Carbon have entered into a new agreement with Ford to digitally manufacture end-use parts using their technology. This agreement also means a further expansion of their existing agreement to print their components using DLS technology and their innovative EPX (epoxy) 82 material. This is another example of Carbon’s strategy of procuring deals with various industry leaders in multiple fields.
Carbon EPX 82
EPX 82 is a high-strength engineering material with excellent long-term durability and mechanical properties comparable to lightly glass-filled thermoplastics (e.g. 20% GF-PBT, 15% GF-Nylon). EPX 82 has a heat deflection temperature ranging from 104°C to 130°C (depending on conditioning) and the functional toughness required for a variety of automotive and industrial applications such as connectors, brackets, and housings.
- Heat resistant, Stiff, Tough
- Electrical connectors, Housings
- Automotive, Consumer products
- Maximum part size:
- 189 x 118 x 326 mm
Carbon’s technology will aid in 3D printing the Focus’ HVAC (Heating, Ventilation and Cooling) Lever Arm Service Parts, Ford’s F-150 Raptor Auxiliary Plugs for a niche market, and the Mustang GT500 Electric Parking Brake Brackets.
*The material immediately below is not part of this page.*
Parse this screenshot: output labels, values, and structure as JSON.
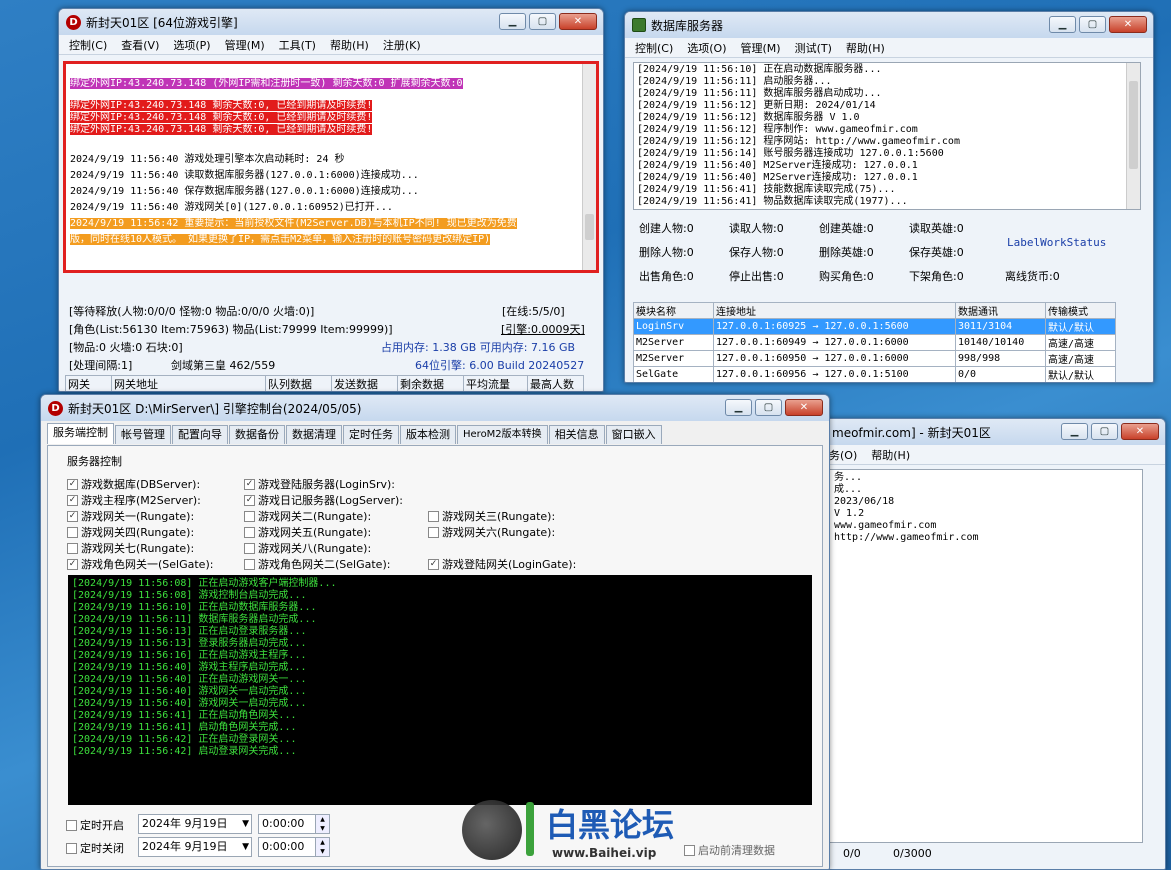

Both companies presented the new partnership at the 2019 North American International Auto Show (NAIAS) in Detroit.
“We are thrilled to be collaborating with Ford Motor Company and are excited about the many opportunities to leverage the power of digital manufacturing to deliver durable, end-use parts with similar – or better – properties as injection molded parts,” said Dr. Joseph DeSimone, CEO and Co-founder of Carbon. “The automotive industry shows significant promise for using digital fabrication at scale, and our work with Ford is a perfect example of the kind of innovation you can achieve when you design on the means of production.”
Carbon DLS Technology
Carbon’s DLS technology allows Ford to print parts not just in high quality, but also fulfil stringent quality standards. These especially include interior weathering, short- and long-term heat exposures, UV stability, fluid and chemical resistance, flammability (ISO 3795) and fogging (SAEJ1756).
This particular partnership and its roots go as far back as 2014. Back then Carbon demonstrated Continuous Liquid Interface Production technology (CLIP) to Ford’s additive manufacturing group. After the demonstration, Ford’s team was eager to join Carbon’s early access program and begin using one of the devices. Since then, both companies have been engaged in a fruitful collaboration.
Carbon has long been procuring partnerships with various companies. From Ford to National Dentex Labs to Adidas, the company has inked deals in all sorts of industries. They are also providing ample evidence for industrial applicability of 3D printing by lending their SpeedCell technology to factories and labs.
Featured image courtesy of Carbon and Ford.